Setup varies slightly depending on how many people are playing. For a game between two players, each places 15 pieces of the appropriate color in opposing bases on the board. If there are more than two players, each will use just 10 pieces. Three players should occupy alternating bases on the board, while six will obviously use all bases on the board. However, there is some disagreement about the positioning of four or five players. Some rules suggest that if there are any more than three players, they can simply start from whichever bases they like. Others insist that four players must leave two opposing bases open and five players cannot play because the board will not be balanced.


The goal of Chinese checkers is to move all of the pieces in one's home base to the opposite base on the board using a series of moves called steps and hops. To execute a step, a player moves one of his or her pieces to any one of the six surrounding holes. Pieces can be moved greater distances by performing a hop. A player executes this move by jumping his or her piece over any adjacent piece on the board, regardless of whether it's an opponent's or a player's own piece. Only one piece can be cleared in a single jump, but a jump can be made in any direction, and multiple jumps can be combined during a turn. However, players are not compelled to make a hop, and unlike traditional checkers, an opponent's pieces are not collected when they are jumped. Steps and hops cannot be combined in a single move, and each player can only move one piece per turn. The first player to move all of his or her pieces into the opposing base wins.

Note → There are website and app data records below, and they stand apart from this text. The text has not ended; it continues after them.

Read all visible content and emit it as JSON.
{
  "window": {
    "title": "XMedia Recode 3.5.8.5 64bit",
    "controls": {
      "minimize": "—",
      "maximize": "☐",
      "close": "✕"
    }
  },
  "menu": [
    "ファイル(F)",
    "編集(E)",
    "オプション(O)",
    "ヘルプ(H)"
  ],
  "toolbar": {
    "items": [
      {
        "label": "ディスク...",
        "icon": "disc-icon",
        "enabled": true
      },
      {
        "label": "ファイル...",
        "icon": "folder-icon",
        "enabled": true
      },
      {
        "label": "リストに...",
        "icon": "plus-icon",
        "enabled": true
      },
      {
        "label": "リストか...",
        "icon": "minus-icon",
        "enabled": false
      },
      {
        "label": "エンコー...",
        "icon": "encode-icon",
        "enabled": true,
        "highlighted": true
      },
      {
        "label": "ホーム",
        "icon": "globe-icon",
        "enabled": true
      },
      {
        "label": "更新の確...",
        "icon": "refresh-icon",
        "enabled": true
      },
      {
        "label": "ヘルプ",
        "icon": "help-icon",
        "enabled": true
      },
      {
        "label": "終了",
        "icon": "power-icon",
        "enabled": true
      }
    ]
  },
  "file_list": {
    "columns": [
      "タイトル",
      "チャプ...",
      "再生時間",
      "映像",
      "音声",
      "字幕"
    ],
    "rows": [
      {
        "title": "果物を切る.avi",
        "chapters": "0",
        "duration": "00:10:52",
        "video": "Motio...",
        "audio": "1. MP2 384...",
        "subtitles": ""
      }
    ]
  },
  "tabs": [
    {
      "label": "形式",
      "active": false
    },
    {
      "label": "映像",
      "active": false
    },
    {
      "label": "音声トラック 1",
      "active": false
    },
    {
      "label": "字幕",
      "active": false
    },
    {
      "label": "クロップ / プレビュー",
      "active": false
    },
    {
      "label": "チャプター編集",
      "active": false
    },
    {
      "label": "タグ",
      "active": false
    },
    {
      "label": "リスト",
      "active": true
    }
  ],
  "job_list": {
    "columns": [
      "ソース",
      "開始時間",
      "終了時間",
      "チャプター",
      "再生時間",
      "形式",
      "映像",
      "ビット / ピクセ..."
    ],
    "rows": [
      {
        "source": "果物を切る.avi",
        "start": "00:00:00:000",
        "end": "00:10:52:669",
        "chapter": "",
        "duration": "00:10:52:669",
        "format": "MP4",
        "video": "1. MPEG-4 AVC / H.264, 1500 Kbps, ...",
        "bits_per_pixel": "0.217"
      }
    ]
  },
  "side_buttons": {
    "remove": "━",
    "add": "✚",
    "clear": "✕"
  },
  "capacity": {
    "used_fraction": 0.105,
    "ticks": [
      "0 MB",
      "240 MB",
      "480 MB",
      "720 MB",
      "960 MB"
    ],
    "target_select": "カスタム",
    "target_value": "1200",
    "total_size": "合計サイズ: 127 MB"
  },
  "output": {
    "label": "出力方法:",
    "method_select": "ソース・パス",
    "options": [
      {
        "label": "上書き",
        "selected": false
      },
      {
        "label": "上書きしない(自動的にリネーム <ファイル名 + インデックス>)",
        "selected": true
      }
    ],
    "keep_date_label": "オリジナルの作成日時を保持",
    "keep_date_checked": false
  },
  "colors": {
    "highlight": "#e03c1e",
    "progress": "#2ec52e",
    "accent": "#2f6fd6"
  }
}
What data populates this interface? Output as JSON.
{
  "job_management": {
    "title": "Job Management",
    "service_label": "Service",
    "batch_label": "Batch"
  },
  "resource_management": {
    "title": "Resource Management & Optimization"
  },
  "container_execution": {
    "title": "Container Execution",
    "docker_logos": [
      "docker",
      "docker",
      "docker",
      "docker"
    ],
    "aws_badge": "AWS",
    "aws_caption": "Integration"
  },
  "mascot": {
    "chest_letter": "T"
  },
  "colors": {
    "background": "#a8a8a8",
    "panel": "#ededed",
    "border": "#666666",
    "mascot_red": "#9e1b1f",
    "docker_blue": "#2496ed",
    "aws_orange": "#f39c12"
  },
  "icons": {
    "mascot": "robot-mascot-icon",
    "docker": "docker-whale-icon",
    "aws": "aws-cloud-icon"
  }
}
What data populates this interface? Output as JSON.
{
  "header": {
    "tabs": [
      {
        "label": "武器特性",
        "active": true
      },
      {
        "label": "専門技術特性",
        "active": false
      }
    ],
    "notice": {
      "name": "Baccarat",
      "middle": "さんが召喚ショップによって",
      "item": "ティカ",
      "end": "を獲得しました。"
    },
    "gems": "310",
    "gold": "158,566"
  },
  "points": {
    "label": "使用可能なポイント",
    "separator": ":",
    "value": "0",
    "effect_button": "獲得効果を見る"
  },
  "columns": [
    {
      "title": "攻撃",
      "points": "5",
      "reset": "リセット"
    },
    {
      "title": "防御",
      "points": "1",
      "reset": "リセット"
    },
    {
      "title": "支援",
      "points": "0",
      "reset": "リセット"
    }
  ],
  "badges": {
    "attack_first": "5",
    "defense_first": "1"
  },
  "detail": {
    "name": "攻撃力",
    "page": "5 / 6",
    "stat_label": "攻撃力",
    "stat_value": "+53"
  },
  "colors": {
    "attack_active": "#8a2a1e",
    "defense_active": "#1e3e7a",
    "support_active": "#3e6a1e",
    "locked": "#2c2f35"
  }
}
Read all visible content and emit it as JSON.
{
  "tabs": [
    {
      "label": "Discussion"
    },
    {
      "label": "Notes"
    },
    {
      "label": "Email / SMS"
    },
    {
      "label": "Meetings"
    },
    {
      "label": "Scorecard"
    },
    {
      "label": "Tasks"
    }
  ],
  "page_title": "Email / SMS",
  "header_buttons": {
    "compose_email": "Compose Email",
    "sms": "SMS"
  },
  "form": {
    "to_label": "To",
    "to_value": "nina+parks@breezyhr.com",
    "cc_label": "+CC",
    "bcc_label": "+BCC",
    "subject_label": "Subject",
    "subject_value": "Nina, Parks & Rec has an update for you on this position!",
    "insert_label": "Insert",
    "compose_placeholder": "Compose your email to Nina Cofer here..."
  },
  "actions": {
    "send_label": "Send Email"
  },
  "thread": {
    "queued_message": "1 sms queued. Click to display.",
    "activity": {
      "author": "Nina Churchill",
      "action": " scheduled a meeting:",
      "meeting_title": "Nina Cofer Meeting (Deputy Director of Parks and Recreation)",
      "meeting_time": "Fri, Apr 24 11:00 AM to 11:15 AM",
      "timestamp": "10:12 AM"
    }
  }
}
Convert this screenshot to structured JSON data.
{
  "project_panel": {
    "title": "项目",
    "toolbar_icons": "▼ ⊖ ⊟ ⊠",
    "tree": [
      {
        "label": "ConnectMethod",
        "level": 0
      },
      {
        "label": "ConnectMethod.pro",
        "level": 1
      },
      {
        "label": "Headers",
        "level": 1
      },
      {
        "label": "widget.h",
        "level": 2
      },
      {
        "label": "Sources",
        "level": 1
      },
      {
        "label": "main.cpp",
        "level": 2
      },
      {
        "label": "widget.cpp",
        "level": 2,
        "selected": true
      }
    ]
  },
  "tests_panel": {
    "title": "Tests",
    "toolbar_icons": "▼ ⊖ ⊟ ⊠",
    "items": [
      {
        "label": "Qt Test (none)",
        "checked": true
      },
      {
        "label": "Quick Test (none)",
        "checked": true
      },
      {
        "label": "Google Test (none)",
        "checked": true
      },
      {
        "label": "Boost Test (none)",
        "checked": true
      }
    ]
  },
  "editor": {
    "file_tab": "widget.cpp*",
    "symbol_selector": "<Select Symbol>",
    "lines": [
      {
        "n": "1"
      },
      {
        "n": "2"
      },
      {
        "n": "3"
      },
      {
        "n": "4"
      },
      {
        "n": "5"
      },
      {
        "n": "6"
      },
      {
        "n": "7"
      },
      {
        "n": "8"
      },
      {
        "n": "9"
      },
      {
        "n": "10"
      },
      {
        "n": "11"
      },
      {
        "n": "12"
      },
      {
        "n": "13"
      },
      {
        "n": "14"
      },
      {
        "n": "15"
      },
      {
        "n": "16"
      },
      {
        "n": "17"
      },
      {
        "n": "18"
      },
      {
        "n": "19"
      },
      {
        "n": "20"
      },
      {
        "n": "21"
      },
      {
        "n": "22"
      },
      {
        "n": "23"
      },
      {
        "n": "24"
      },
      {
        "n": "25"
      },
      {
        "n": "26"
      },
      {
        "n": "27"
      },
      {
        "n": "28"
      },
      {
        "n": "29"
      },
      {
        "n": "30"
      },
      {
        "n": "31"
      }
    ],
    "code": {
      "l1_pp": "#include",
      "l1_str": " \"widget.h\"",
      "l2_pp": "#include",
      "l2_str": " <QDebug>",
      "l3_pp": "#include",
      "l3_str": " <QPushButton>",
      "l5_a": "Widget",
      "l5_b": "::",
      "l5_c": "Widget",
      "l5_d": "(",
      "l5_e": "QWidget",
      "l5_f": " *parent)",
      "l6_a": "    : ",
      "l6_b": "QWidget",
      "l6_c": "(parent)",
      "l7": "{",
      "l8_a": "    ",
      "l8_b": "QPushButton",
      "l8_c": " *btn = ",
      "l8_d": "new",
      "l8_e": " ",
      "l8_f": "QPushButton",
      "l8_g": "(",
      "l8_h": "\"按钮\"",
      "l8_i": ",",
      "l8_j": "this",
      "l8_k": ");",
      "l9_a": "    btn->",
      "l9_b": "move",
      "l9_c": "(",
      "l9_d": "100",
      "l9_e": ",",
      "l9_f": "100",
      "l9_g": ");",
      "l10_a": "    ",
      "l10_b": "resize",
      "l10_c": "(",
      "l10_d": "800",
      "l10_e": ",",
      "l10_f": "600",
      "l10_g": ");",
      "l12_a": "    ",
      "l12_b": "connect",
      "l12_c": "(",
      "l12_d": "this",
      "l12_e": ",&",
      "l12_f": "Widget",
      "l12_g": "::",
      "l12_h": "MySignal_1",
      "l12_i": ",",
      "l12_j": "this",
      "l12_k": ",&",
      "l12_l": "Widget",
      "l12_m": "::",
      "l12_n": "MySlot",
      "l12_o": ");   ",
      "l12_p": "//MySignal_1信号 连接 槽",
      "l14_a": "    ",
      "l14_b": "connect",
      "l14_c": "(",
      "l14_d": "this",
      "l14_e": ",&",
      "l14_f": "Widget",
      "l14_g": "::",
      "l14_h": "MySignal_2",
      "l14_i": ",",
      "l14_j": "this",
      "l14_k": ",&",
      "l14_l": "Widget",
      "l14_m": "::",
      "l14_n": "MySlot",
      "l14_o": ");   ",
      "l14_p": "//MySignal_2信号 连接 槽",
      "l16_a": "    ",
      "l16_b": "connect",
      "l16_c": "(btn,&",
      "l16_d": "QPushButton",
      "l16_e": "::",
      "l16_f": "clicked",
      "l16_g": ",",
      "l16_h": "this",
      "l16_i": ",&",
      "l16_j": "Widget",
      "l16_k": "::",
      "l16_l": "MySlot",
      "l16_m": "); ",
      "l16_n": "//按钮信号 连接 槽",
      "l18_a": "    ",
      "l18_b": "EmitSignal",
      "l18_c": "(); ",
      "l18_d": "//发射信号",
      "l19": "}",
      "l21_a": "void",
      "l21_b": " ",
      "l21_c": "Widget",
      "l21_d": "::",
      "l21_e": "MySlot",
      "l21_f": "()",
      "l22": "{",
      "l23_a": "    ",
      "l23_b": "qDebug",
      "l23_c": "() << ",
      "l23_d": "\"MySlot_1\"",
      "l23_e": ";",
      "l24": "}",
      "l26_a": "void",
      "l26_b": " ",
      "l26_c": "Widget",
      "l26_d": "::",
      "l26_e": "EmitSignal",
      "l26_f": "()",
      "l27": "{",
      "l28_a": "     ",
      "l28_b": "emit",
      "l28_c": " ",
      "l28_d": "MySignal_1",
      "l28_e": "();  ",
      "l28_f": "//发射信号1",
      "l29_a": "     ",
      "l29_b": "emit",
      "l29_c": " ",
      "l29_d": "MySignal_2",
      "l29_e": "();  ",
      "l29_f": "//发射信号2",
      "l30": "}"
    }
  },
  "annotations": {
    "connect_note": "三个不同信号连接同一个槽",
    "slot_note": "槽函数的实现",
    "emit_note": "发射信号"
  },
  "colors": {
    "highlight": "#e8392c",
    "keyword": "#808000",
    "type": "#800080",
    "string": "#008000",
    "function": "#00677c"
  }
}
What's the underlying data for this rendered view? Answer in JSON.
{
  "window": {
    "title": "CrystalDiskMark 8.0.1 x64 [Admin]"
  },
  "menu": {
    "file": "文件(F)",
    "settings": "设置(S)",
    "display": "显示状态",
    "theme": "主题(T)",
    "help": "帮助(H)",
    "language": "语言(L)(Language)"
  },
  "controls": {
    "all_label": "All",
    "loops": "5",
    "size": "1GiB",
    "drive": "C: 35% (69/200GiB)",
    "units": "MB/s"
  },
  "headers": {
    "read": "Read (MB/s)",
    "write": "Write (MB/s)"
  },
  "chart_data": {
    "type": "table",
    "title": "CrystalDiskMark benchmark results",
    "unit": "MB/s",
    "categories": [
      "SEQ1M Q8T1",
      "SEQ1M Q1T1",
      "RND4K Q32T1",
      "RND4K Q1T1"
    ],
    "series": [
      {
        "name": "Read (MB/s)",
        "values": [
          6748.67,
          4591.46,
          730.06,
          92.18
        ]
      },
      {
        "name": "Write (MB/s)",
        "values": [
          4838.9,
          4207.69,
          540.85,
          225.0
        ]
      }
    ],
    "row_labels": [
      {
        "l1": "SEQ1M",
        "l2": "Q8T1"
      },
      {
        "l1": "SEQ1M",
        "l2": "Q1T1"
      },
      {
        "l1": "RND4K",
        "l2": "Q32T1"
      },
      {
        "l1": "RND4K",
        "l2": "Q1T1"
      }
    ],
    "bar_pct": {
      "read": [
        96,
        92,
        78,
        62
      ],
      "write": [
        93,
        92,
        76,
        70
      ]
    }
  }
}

Now that you know how to play, you probably want to know how to get better. Hop over to the next page for some Chinese checkers tricks and tips.